DIRECTIONS: Within the records below, find each line with the word "icon" and copy it out.

RECORDED DATA:
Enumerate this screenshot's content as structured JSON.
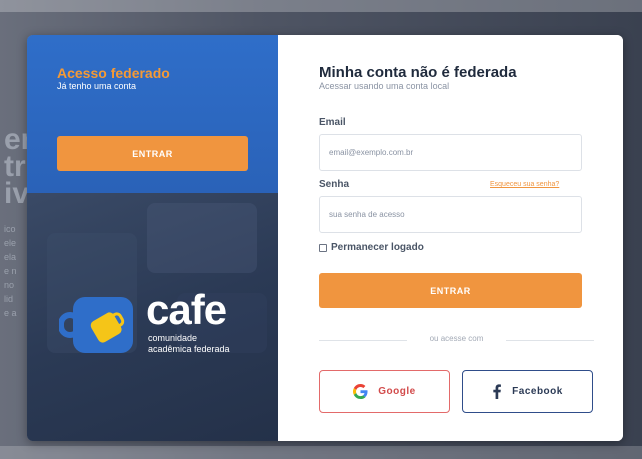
{
  "background": {
    "fragments": [
      "er",
      "tr",
      "iv"
    ],
    "side_lines": [
      "ico",
      "ele",
      "ela",
      "e n",
      "no",
      "lid",
      "e a"
    ]
  },
  "federated": {
    "title": "Acesso federado",
    "subtitle": "Já tenho uma conta",
    "button_label": "ENTRAR",
    "accent_color": "#f0953f",
    "panel_color": "#2f6ec9"
  },
  "logo": {
    "word": "cafe",
    "tagline_1": "comunidade",
    "tagline_2": "acadêmica federada",
    "icon": "coffee-mug-icon"
  },
  "local": {
    "title": "Minha conta não é federada",
    "subtitle": "Acessar usando uma conta local",
    "email_label": "Email",
    "email_placeholder": "email@exemplo.com.br",
    "password_label": "Senha",
    "password_placeholder": "sua senha de acesso",
    "forgot_label": "Esqueceu sua senha?",
    "remember_label": "Permanecer logado",
    "remember_checked": false,
    "submit_label": "ENTRAR",
    "divider_text": "ou acesse com"
  },
  "social": {
    "google_label": "Google",
    "google_icon": "google-g-icon",
    "google_color": "#d24a4a",
    "facebook_label": "Facebook",
    "facebook_icon": "facebook-f-icon",
    "facebook_color": "#2f4d8a"
  }
}
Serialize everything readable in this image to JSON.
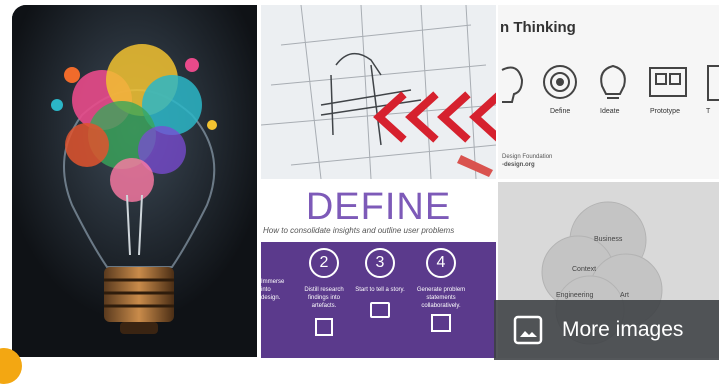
{
  "tiles": {
    "design_thinking": {
      "title": "n Thinking",
      "stages": [
        "Define",
        "Ideate",
        "Prototype",
        "T"
      ],
      "credit_line1": "Design Foundation",
      "credit_line2": "-design.org"
    },
    "define": {
      "title": "DEFINE",
      "subtitle": "How to consolidate insights and outline user problems",
      "steps": [
        {
          "num": "2",
          "text": "Distill research findings into artefacts."
        },
        {
          "num": "3",
          "text": "Start to tell a story."
        },
        {
          "num": "4",
          "text": "Generate problem statements collaboratively."
        }
      ],
      "partial_left_text": "Immerse into design."
    },
    "venn": {
      "labels": [
        "Business",
        "Context",
        "Engineering",
        "Art"
      ]
    }
  },
  "more_images": {
    "label": "More images",
    "icon": "image-icon"
  },
  "colors": {
    "define_purple": "#5b3a8c",
    "arrow_red": "#d6212e",
    "overlay": "#3c4043"
  }
}
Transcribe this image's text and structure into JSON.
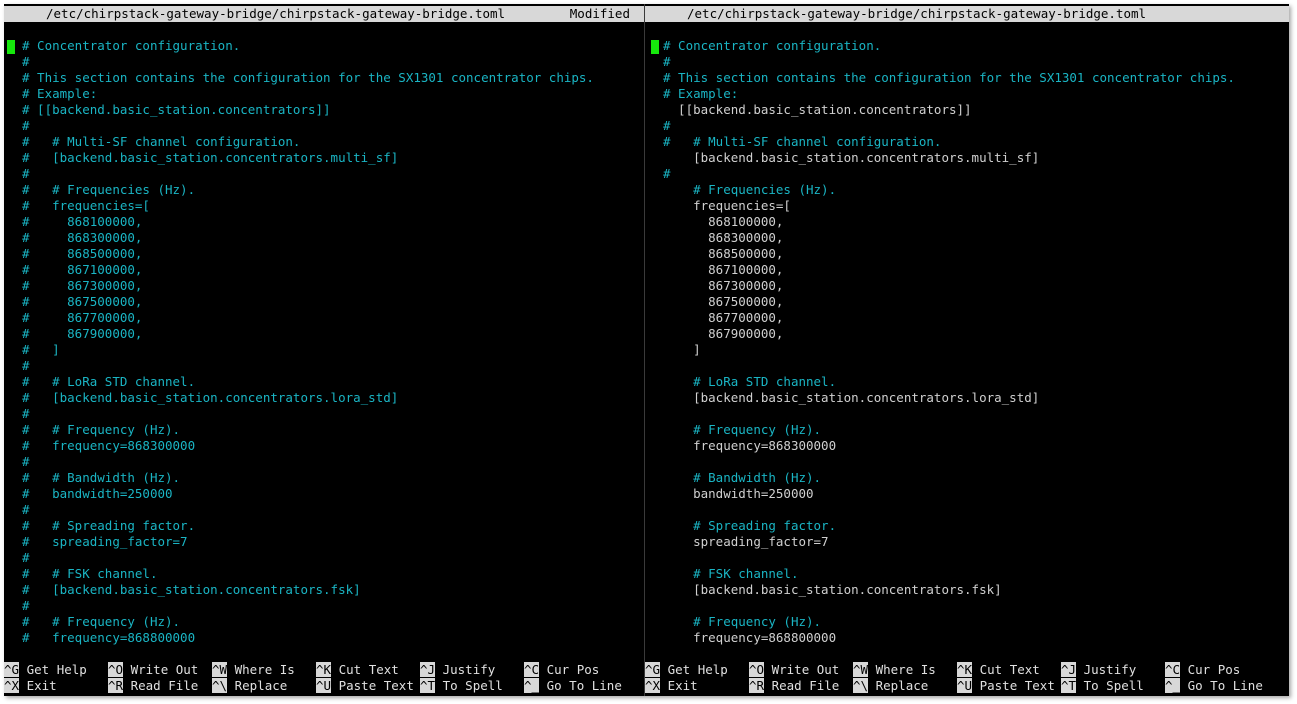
{
  "left_pane": {
    "title": "/etc/chirpstack-gateway-bridge/chirpstack-gateway-bridge.toml",
    "status": "Modified",
    "lines": [
      {
        "hash": "#",
        "text": " Concentrator configuration."
      },
      {
        "hash": "#",
        "text": ""
      },
      {
        "hash": "#",
        "text": " This section contains the configuration for the SX1301 concentrator chips."
      },
      {
        "hash": "#",
        "text": " Example:"
      },
      {
        "hash": "#",
        "text": " [[backend.basic_station.concentrators]]"
      },
      {
        "hash": "#",
        "text": ""
      },
      {
        "hash": "#",
        "text": "   # Multi-SF channel configuration."
      },
      {
        "hash": "#",
        "text": "   [backend.basic_station.concentrators.multi_sf]"
      },
      {
        "hash": "#",
        "text": ""
      },
      {
        "hash": "#",
        "text": "   # Frequencies (Hz)."
      },
      {
        "hash": "#",
        "text": "   frequencies=["
      },
      {
        "hash": "#",
        "text": "     868100000,"
      },
      {
        "hash": "#",
        "text": "     868300000,"
      },
      {
        "hash": "#",
        "text": "     868500000,"
      },
      {
        "hash": "#",
        "text": "     867100000,"
      },
      {
        "hash": "#",
        "text": "     867300000,"
      },
      {
        "hash": "#",
        "text": "     867500000,"
      },
      {
        "hash": "#",
        "text": "     867700000,"
      },
      {
        "hash": "#",
        "text": "     867900000,"
      },
      {
        "hash": "#",
        "text": "   ]"
      },
      {
        "hash": "#",
        "text": ""
      },
      {
        "hash": "#",
        "text": "   # LoRa STD channel."
      },
      {
        "hash": "#",
        "text": "   [backend.basic_station.concentrators.lora_std]"
      },
      {
        "hash": "#",
        "text": ""
      },
      {
        "hash": "#",
        "text": "   # Frequency (Hz)."
      },
      {
        "hash": "#",
        "text": "   frequency=868300000"
      },
      {
        "hash": "#",
        "text": ""
      },
      {
        "hash": "#",
        "text": "   # Bandwidth (Hz)."
      },
      {
        "hash": "#",
        "text": "   bandwidth=250000"
      },
      {
        "hash": "#",
        "text": ""
      },
      {
        "hash": "#",
        "text": "   # Spreading factor."
      },
      {
        "hash": "#",
        "text": "   spreading_factor=7"
      },
      {
        "hash": "#",
        "text": ""
      },
      {
        "hash": "#",
        "text": "   # FSK channel."
      },
      {
        "hash": "#",
        "text": "   [backend.basic_station.concentrators.fsk]"
      },
      {
        "hash": "#",
        "text": ""
      },
      {
        "hash": "#",
        "text": "   # Frequency (Hz)."
      },
      {
        "hash": "#",
        "text": "   frequency=868800000"
      }
    ]
  },
  "right_pane": {
    "title": "/etc/chirpstack-gateway-bridge/chirpstack-gateway-bridge.toml",
    "status": "",
    "lines": [
      {
        "hash": "#",
        "text": " Concentrator configuration."
      },
      {
        "hash": "#",
        "text": ""
      },
      {
        "hash": "#",
        "text": " This section contains the configuration for the SX1301 concentrator chips."
      },
      {
        "hash": "#",
        "text": " Example:"
      },
      {
        "hash": "",
        "text": " [[backend.basic_station.concentrators]]"
      },
      {
        "hash": "#",
        "text": ""
      },
      {
        "hash": "#",
        "text": "   # Multi-SF channel configuration."
      },
      {
        "hash": "",
        "text": "   [backend.basic_station.concentrators.multi_sf]"
      },
      {
        "hash": "#",
        "text": ""
      },
      {
        "hash": "",
        "text": "   # Frequencies (Hz)."
      },
      {
        "hash": "",
        "text": "   frequencies=["
      },
      {
        "hash": "",
        "text": "     868100000,"
      },
      {
        "hash": "",
        "text": "     868300000,"
      },
      {
        "hash": "",
        "text": "     868500000,"
      },
      {
        "hash": "",
        "text": "     867100000,"
      },
      {
        "hash": "",
        "text": "     867300000,"
      },
      {
        "hash": "",
        "text": "     867500000,"
      },
      {
        "hash": "",
        "text": "     867700000,"
      },
      {
        "hash": "",
        "text": "     867900000,"
      },
      {
        "hash": "",
        "text": "   ]"
      },
      {
        "hash": "",
        "text": ""
      },
      {
        "hash": "",
        "text": "   # LoRa STD channel."
      },
      {
        "hash": "",
        "text": "   [backend.basic_station.concentrators.lora_std]"
      },
      {
        "hash": "",
        "text": ""
      },
      {
        "hash": "",
        "text": "   # Frequency (Hz)."
      },
      {
        "hash": "",
        "text": "   frequency=868300000"
      },
      {
        "hash": "",
        "text": ""
      },
      {
        "hash": "",
        "text": "   # Bandwidth (Hz)."
      },
      {
        "hash": "",
        "text": "   bandwidth=250000"
      },
      {
        "hash": "",
        "text": ""
      },
      {
        "hash": "",
        "text": "   # Spreading factor."
      },
      {
        "hash": "",
        "text": "   spreading_factor=7"
      },
      {
        "hash": "",
        "text": ""
      },
      {
        "hash": "",
        "text": "   # FSK channel."
      },
      {
        "hash": "",
        "text": "   [backend.basic_station.concentrators.fsk]"
      },
      {
        "hash": "",
        "text": ""
      },
      {
        "hash": "",
        "text": "   # Frequency (Hz)."
      },
      {
        "hash": "",
        "text": "   frequency=868800000"
      }
    ]
  },
  "shortcuts": {
    "row1": [
      {
        "key": "^G",
        "label": "Get Help"
      },
      {
        "key": "^O",
        "label": "Write Out"
      },
      {
        "key": "^W",
        "label": "Where Is"
      },
      {
        "key": "^K",
        "label": "Cut Text"
      },
      {
        "key": "^J",
        "label": "Justify"
      },
      {
        "key": "^C",
        "label": "Cur Pos"
      }
    ],
    "row2": [
      {
        "key": "^X",
        "label": "Exit"
      },
      {
        "key": "^R",
        "label": "Read File"
      },
      {
        "key": "^\\",
        "label": "Replace"
      },
      {
        "key": "^U",
        "label": "Paste Text"
      },
      {
        "key": "^T",
        "label": "To Spell"
      },
      {
        "key": "^_",
        "label": "Go To Line"
      }
    ]
  },
  "colors": {
    "background": "#000000",
    "comment": "#1ab5c4",
    "text": "#d0d0d0",
    "titlebar": "#d8d8d8",
    "cursor": "#16e80c"
  }
}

SOLUTION TO THIS PROBLEM:
    "icon": "coffee-mug-icon"
    "google_icon": "google-g-icon",
    "facebook_icon": "facebook-f-icon",
    "icon": "image-icon"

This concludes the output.